== PROBLEM REQUIREMENTS ==
The reply should consist of every entry, repeated exactly.

Data about app and page elements:
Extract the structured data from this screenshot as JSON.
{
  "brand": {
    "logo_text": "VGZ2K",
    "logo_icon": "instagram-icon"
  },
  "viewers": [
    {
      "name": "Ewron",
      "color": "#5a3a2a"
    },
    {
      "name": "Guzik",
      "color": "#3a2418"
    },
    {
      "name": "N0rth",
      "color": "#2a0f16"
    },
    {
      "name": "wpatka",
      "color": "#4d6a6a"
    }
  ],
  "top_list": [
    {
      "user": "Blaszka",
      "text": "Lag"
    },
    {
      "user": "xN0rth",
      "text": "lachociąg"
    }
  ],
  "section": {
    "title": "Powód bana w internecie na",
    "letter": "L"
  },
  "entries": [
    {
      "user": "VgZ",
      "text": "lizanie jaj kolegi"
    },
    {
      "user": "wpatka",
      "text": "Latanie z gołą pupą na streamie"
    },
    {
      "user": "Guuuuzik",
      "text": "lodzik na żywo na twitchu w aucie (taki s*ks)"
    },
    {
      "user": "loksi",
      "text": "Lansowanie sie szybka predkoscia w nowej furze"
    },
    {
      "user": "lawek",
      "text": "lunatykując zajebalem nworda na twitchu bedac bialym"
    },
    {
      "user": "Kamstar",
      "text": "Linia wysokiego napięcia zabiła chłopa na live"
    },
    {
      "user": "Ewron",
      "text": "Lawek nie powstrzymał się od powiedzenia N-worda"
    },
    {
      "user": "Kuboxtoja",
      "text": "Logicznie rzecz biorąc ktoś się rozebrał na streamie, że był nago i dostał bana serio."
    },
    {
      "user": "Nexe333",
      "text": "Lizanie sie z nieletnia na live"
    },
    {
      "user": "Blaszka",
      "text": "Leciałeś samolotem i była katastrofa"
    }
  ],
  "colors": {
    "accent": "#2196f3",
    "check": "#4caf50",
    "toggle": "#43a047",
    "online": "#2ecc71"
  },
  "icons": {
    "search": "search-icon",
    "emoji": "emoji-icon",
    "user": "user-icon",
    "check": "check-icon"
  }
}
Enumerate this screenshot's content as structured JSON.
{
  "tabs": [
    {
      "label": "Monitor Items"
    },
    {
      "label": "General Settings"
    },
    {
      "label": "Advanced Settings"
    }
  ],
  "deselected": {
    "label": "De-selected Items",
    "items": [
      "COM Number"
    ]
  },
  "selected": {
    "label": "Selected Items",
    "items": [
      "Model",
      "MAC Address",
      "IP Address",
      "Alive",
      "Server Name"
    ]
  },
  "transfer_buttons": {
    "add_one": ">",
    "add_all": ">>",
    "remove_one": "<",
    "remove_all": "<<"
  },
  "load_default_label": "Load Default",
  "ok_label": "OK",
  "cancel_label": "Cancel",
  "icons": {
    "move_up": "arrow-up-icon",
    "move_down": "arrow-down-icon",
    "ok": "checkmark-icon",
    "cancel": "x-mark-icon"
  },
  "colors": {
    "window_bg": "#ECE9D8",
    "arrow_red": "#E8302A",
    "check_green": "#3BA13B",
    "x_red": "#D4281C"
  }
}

== OUTPUT OF THE TASK ==
Extract the structured data from this screenshot as JSON.
{
  "brand": {
    "logo_text": "VGZ2K",
    "logo_icon": "instagram-icon"
  },
  "viewers": [
    {
      "name": "Ewron",
      "color": "#5a3a2a"
    },
    {
      "name": "Guzik",
      "color": "#3a2418"
    },
    {
      "name": "N0rth",
      "color": "#2a0f16"
    },
    {
      "name": "wpatka",
      "color": "#4d6a6a"
    }
  ],
  "top_list": [
    {
      "user": "Blaszka",
      "text": "Lag"
    },
    {
      "user": "xN0rth",
      "text": "lachociąg"
    }
  ],
  "section": {
    "title": "Powód bana w internecie na",
    "letter": "L"
  },
  "entries": [
    {
      "user": "VgZ",
      "text": "lizanie jaj kolegi"
    },
    {
      "user": "wpatka",
      "text": "Latanie z gołą pupą na streamie"
    },
    {
      "user": "Guuuuzik",
      "text": "lodzik na żywo na twitchu w aucie (taki s*ks)"
    },
    {
      "user": "loksi",
      "text": "Lansowanie sie szybka predkoscia w nowej furze"
    },
    {
      "user": "lawek",
      "text": "lunatykując zajebalem nworda na twitchu bedac bialym"
    },
    {
      "user": "Kamstar",
      "text": "Linia wysokiego napięcia zabiła chłopa na live"
    },
    {
      "user": "Ewron",
      "text": "Lawek nie powstrzymał się od powiedzenia N-worda"
    },
    {
      "user": "Kuboxtoja",
      "text": "Logicznie rzecz biorąc ktoś się rozebrał na streamie, że był nago i dostał bana serio."
    },
    {
      "user": "Nexe333",
      "text": "Lizanie sie z nieletnia na live"
    },
    {
      "user": "Blaszka",
      "text": "Leciałeś samolotem i była katastrofa"
    }
  ],
  "colors": {
    "accent": "#2196f3",
    "check": "#4caf50",
    "toggle": "#43a047",
    "online": "#2ecc71"
  },
  "icons": {
    "search": "search-icon",
    "emoji": "emoji-icon",
    "user": "user-icon",
    "check": "check-icon"
  }
}
Enumerate this screenshot's content as structured JSON.
{
  "tabs": [
    {
      "label": "Monitor Items"
    },
    {
      "label": "General Settings"
    },
    {
      "label": "Advanced Settings"
    }
  ],
  "deselected": {
    "label": "De-selected Items",
    "items": [
      "COM Number"
    ]
  },
  "selected": {
    "label": "Selected Items",
    "items": [
      "Model",
      "MAC Address",
      "IP Address",
      "Alive",
      "Server Name"
    ]
  },
  "transfer_buttons": {
    "add_one": ">",
    "add_all": ">>",
    "remove_one": "<",
    "remove_all": "<<"
  },
  "load_default_label": "Load Default",
  "ok_label": "OK",
  "cancel_label": "Cancel",
  "icons": {
    "move_up": "arrow-up-icon",
    "move_down": "arrow-down-icon",
    "ok": "checkmark-icon",
    "cancel": "x-mark-icon"
  },
  "colors": {
    "window_bg": "#ECE9D8",
    "arrow_red": "#E8302A",
    "check_green": "#3BA13B",
    "x_red": "#D4281C"
  }
}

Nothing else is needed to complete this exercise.